EXERCISE MATERIAL:

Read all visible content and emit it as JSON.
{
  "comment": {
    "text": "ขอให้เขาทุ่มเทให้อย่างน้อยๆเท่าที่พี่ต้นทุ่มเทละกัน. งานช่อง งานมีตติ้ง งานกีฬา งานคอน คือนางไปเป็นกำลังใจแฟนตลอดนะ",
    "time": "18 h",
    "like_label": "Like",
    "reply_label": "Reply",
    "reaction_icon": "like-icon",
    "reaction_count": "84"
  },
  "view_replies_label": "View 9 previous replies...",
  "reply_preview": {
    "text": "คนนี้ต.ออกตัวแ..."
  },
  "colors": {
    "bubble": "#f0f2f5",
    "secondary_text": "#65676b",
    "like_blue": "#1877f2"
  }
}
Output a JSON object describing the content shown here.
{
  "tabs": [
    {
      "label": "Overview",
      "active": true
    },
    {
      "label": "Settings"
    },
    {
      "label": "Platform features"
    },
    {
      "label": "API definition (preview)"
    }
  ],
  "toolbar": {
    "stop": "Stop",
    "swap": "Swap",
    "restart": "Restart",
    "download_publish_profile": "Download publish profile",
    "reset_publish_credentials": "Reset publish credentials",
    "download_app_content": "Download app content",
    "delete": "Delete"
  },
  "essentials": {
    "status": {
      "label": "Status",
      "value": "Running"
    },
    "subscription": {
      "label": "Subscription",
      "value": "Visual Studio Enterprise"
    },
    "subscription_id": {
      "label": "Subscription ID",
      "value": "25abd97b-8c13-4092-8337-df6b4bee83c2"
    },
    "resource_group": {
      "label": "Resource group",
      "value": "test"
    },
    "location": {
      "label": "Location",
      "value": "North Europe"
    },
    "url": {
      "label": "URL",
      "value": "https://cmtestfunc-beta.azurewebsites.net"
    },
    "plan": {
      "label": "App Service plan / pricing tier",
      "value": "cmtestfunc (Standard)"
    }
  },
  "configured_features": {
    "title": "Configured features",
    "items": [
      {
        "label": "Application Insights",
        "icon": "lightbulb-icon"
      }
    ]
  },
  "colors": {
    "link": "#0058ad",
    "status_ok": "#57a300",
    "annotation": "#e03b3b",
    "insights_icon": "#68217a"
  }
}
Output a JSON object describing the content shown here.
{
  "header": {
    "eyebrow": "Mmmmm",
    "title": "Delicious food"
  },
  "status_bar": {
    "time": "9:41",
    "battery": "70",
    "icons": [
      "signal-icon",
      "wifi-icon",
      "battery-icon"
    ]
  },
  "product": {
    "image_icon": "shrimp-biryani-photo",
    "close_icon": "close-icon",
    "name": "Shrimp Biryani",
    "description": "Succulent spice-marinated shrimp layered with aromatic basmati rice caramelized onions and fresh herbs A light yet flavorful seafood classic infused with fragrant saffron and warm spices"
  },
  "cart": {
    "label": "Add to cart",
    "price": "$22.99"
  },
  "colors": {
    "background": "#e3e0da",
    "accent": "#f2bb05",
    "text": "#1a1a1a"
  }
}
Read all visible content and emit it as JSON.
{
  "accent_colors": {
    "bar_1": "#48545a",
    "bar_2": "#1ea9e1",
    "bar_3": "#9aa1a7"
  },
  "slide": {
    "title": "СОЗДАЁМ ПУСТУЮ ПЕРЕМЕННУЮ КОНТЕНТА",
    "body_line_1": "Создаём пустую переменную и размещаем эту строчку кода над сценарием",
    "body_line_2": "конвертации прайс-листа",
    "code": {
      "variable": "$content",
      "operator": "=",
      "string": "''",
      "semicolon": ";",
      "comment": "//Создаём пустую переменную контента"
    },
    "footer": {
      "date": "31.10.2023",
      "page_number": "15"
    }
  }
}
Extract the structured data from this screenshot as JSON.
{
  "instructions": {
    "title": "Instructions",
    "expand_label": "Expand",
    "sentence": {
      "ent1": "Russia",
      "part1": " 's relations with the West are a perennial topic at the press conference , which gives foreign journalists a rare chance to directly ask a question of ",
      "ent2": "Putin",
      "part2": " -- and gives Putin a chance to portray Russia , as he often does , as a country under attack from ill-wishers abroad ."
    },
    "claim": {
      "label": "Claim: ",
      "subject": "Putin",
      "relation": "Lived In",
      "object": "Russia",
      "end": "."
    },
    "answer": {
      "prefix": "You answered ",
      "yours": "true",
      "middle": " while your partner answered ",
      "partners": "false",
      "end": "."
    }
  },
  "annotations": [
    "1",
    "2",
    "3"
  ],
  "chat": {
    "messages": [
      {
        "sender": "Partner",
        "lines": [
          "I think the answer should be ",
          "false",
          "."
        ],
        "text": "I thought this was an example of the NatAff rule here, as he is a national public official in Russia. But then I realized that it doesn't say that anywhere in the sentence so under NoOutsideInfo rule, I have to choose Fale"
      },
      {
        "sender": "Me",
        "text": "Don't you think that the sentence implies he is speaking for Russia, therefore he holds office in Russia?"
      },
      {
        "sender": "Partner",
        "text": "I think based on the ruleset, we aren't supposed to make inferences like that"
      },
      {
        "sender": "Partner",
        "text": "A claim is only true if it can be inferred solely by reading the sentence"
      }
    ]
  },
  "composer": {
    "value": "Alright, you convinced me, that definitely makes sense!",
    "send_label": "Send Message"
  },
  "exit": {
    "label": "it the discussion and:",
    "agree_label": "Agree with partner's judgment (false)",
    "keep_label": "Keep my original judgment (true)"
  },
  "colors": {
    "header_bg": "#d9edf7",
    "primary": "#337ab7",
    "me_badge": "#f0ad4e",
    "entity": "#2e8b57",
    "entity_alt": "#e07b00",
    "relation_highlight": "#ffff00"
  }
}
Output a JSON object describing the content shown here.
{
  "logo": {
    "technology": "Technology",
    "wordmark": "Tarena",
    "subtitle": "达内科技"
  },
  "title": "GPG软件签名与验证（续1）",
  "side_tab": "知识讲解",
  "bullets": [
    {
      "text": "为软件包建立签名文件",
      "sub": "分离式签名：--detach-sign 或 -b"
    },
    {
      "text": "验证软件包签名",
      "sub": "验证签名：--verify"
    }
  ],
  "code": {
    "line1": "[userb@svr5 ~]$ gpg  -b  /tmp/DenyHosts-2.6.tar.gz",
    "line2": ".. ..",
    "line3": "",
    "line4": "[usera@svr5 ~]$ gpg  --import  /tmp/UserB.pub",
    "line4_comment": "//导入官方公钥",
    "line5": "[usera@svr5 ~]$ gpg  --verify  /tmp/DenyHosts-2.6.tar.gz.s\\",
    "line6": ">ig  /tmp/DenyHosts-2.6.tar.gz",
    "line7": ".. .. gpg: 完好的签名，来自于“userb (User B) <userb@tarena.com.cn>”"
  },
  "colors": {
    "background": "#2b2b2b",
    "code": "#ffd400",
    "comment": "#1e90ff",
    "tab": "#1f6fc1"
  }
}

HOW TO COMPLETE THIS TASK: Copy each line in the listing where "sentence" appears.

RESULT OF THIS EXERCISE:
    "sentence": {
        "text": "I thought this was an example of the NatAff rule here, as he is a national public official in Russia. But then I realized that it doesn't say that anywhere in the sentence so under NoOutsideInfo rule, I have to choose Fale"
        "text": "Don't you think that the sentence implies he is speaking for Russia, therefore he holds office in Russia?"
        "text": "A claim is only true if it can be inferred solely by reading the sentence"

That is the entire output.